So, it makes you wonder: are you overeating because you’re emotional? Or are you emotional because your brain chemicals are out of whack?
How to Naturally Boost Neurotransmitter Levels
There are two ways to make sure you have plenty of the neurotransmitters that provide a sense of well-being and energy:
1) Give your body what it needs to produce these vital brain chemicals.
2) Don’t use your brain chemicals up faster than your body can produce them.
So, it’s important to:
- Eat plenty of high quality protein. Julia Ross recommends a minimum of 20-30 grams per day, which is a good starting place for most people.
- Eat the right fats. Saturated fats like butter and coconut oil feed your brain.
- Eat enough. (I say this a lot, don’t I?) A constant state of calorie deprivation is a surefire way to cause deficiencies in neurotransmitters.

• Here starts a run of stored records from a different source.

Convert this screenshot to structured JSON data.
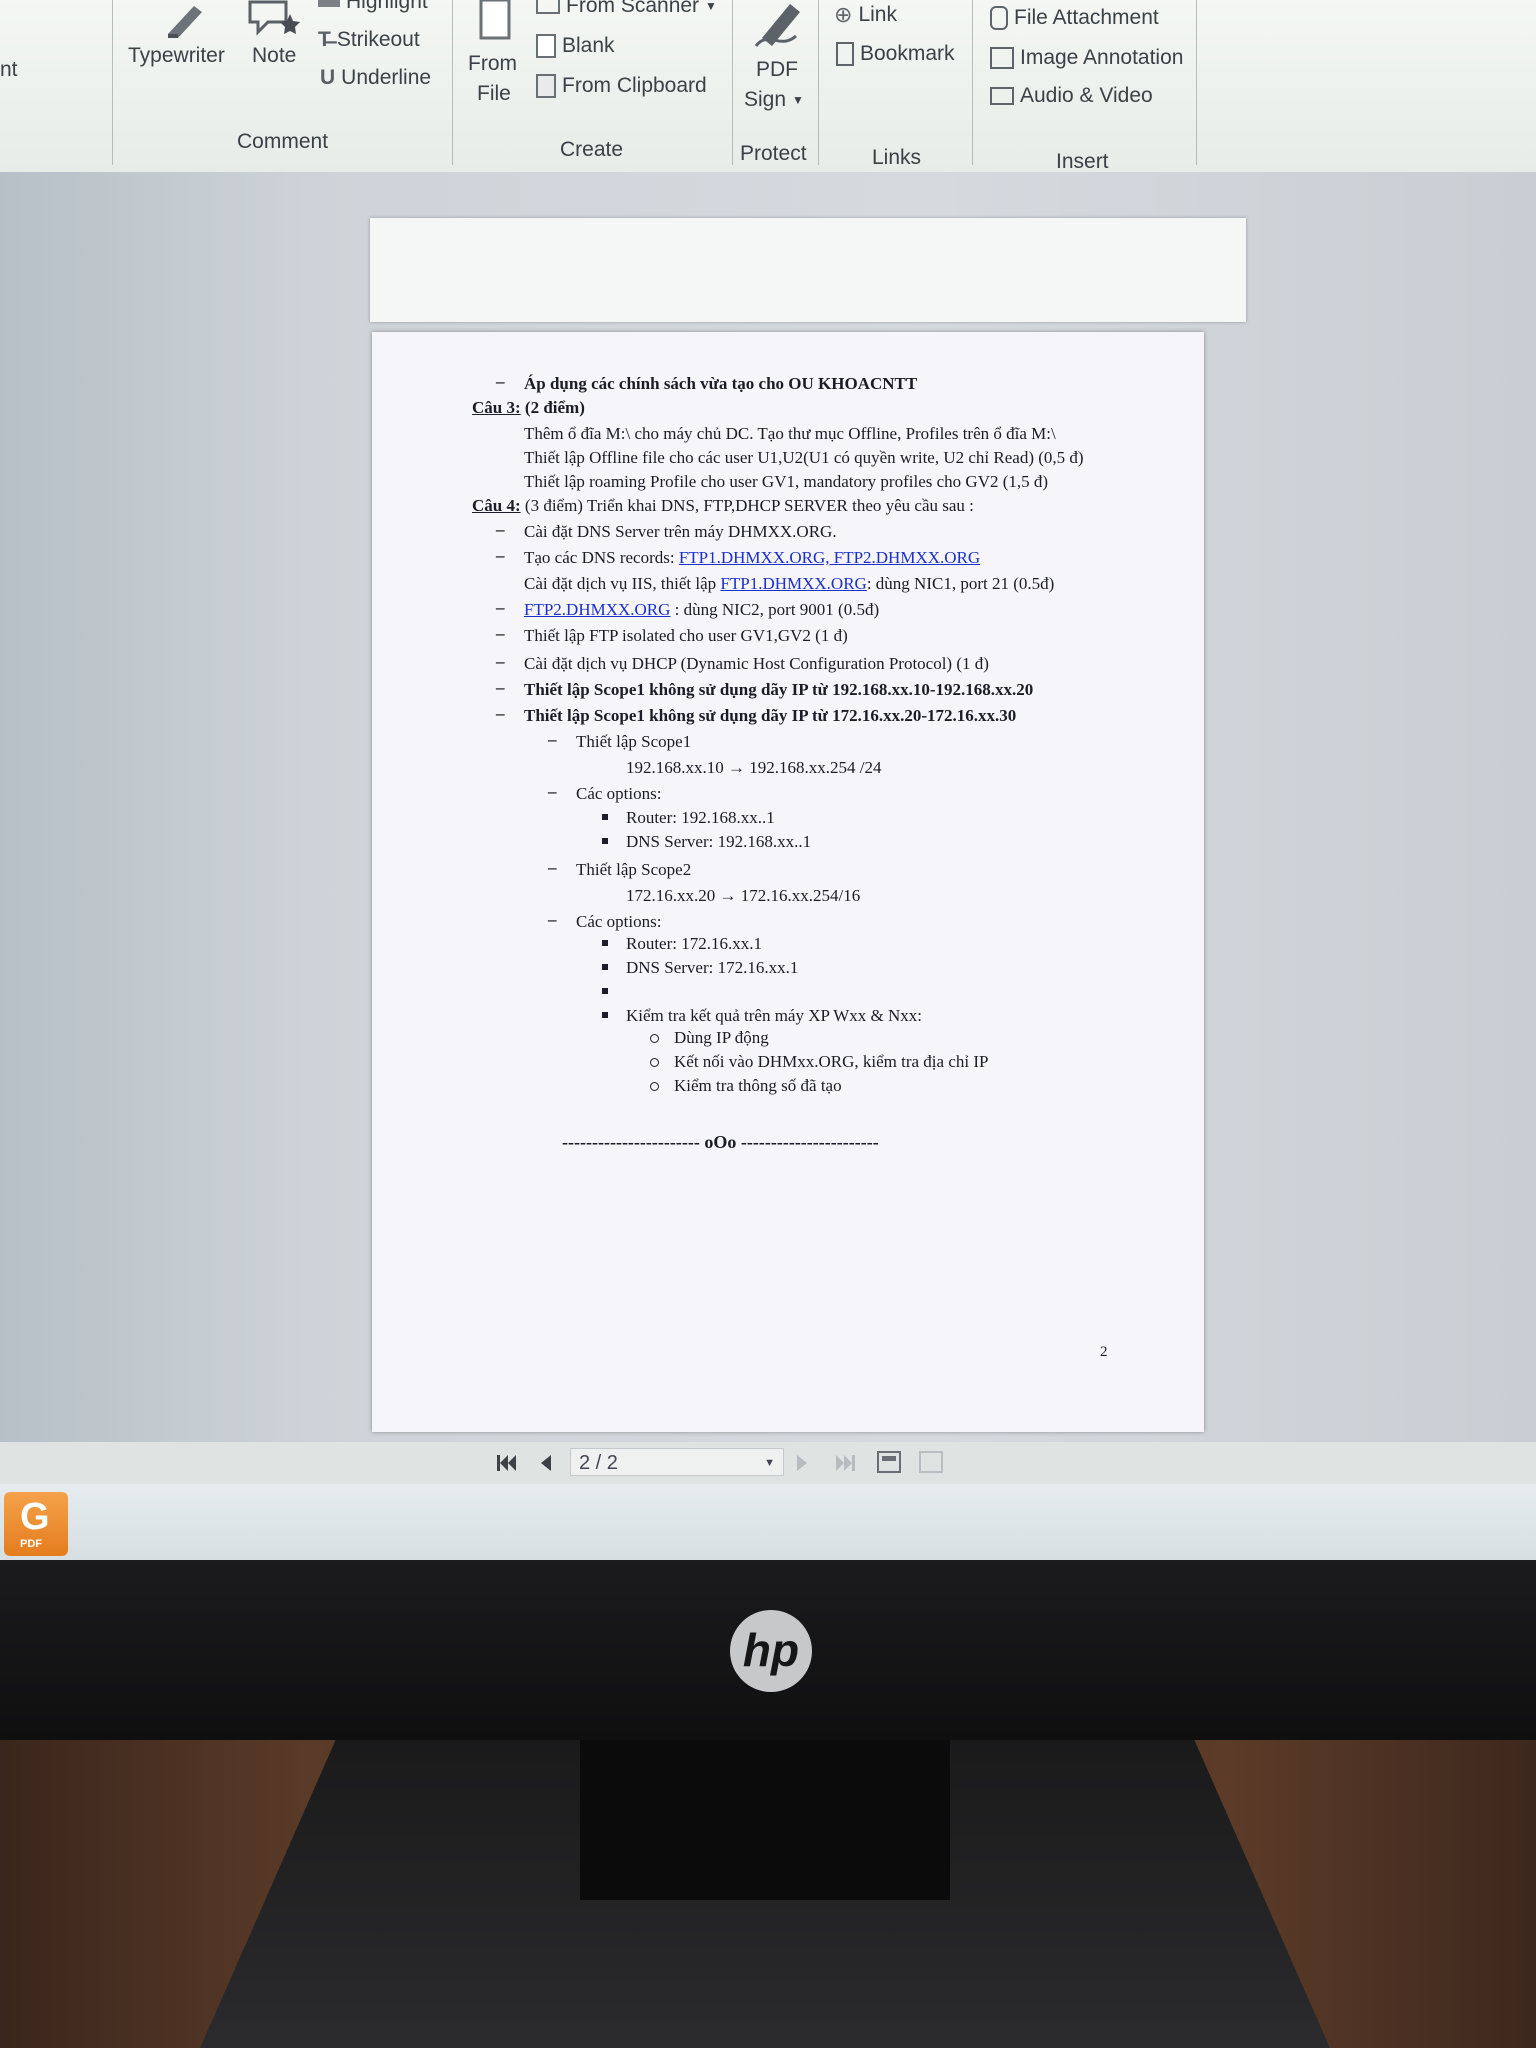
{
  "ribbon": {
    "left_cut_text": "nt",
    "comment": {
      "label": "Comment",
      "typewriter": "Typewriter",
      "note": "Note",
      "highlight": "Highlight",
      "strikeout": "Strikeout",
      "underline": "Underline"
    },
    "create": {
      "label": "Create",
      "from_file_1": "From",
      "from_file_2": "File",
      "from_scanner": "From Scanner",
      "blank": "Blank",
      "from_clipboard": "From Clipboard"
    },
    "protect": {
      "label": "Protect",
      "pdf_sign_1": "PDF",
      "pdf_sign_2": "Sign"
    },
    "links": {
      "label": "Links",
      "link": "Link",
      "bookmark": "Bookmark"
    },
    "insert": {
      "label": "Insert",
      "file_attachment": "File Attachment",
      "image_annotation": "Image Annotation",
      "audio_video": "Audio & Video"
    }
  },
  "document": {
    "line1": "Áp dụng các chính sách vừa tạo cho OU KHOACNTT",
    "cau3_label": "Câu 3:",
    "cau3_rest": " (2 điểm)",
    "cau3_a": "Thêm ổ đĩa M:\\ cho máy chủ DC. Tạo thư mục Offline, Profiles trên ổ đĩa M:\\",
    "cau3_b": "Thiết lập Offline file cho các user U1,U2(U1 có quyền write, U2 chỉ Read) (0,5 đ)",
    "cau3_c": "Thiết lập roaming Profile cho user GV1,  mandatory profiles cho GV2 (1,5 đ)",
    "cau4_label": "Câu 4:",
    "cau4_rest": " (3 điểm) Triển khai DNS, FTP,DHCP SERVER theo yêu cầu sau :",
    "c4_1": "Cài đặt DNS Server trên máy DHMXX.ORG.",
    "c4_2_pre": "Tạo các DNS records: ",
    "c4_2_link": "FTP1.DHMXX.ORG, FTP2.DHMXX.ORG",
    "c4_3_pre": "Cài đặt dịch vụ IIS, thiết lập ",
    "c4_3_link": "FTP1.DHMXX.ORG",
    "c4_3_post": ": dùng NIC1, port 21 (0.5đ)",
    "c4_4_link": "FTP2.DHMXX.ORG",
    "c4_4_post": " : dùng NIC2, port 9001 (0.5đ)",
    "c4_5": "Thiết lập FTP isolated cho user GV1,GV2 (1 đ)",
    "c4_6": "Cài đặt dịch vụ DHCP (Dynamic Host Configuration Protocol) (1 đ)",
    "c4_7": "Thiết lập Scope1 không sử dụng dãy IP từ 192.168.xx.10-192.168.xx.20",
    "c4_8": "Thiết lập Scope1 không sử dụng dãy IP từ 172.16.xx.20-172.16.xx.30",
    "s1_title": "Thiết lập Scope1",
    "s1_range": "192.168.xx.10 → 192.168.xx.254 /24",
    "opt1_title": "Các options:",
    "opt1_router": "Router: 192.168.xx..1",
    "opt1_dns": "DNS Server: 192.168.xx..1",
    "s2_title": "Thiết lập Scope2",
    "s2_range": "172.16.xx.20 → 172.16.xx.254/16",
    "opt2_title": "Các options:",
    "opt2_router": "Router: 172.16.xx.1",
    "opt2_dns": "DNS Server: 172.16.xx.1",
    "check": "Kiểm tra kết quả trên máy XP Wxx & Nxx:",
    "check_1": "Dùng IP động",
    "check_2": "Kết nối vào DHMxx.ORG, kiểm tra địa chỉ IP",
    "check_3": "Kiểm tra thông số đã tạo",
    "end_mark": "----------------------- oOo -----------------------",
    "page_number": "2"
  },
  "navigation": {
    "page_indicator": "2 / 2"
  },
  "taskbar": {
    "app_label": "PDF"
  },
  "monitor": {
    "brand": "hp"
  }
}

- Sleep! Give your body some rest so it can catch up and rebuild. Plus, sleep is directly related to weight.
- Avoid over-exercising. Being active is great, don’t get me wrong. But training for a marathon is a good way to use up brain chemicals real fast. It’s not a good idea if you’re trying to boost your neurotransmitters.
- Instead, exercise the smart way.
- Enjoy some downtime. I know, this isn’t easy in our fast-paced society, but taking a breather every day does help restore your body’s ability to cope with stress.
Believe me, when your neurotransmitters are in good shape, your perspective on life totally changes. No, it’s not perfect (serotonin doesn’t make you superhuman). But you’re able to cope when things aren’t going so well–and without turning to cheescake for help.
This post is part of Real Food Wednesday hosted by Kelly the Kitchen Kop.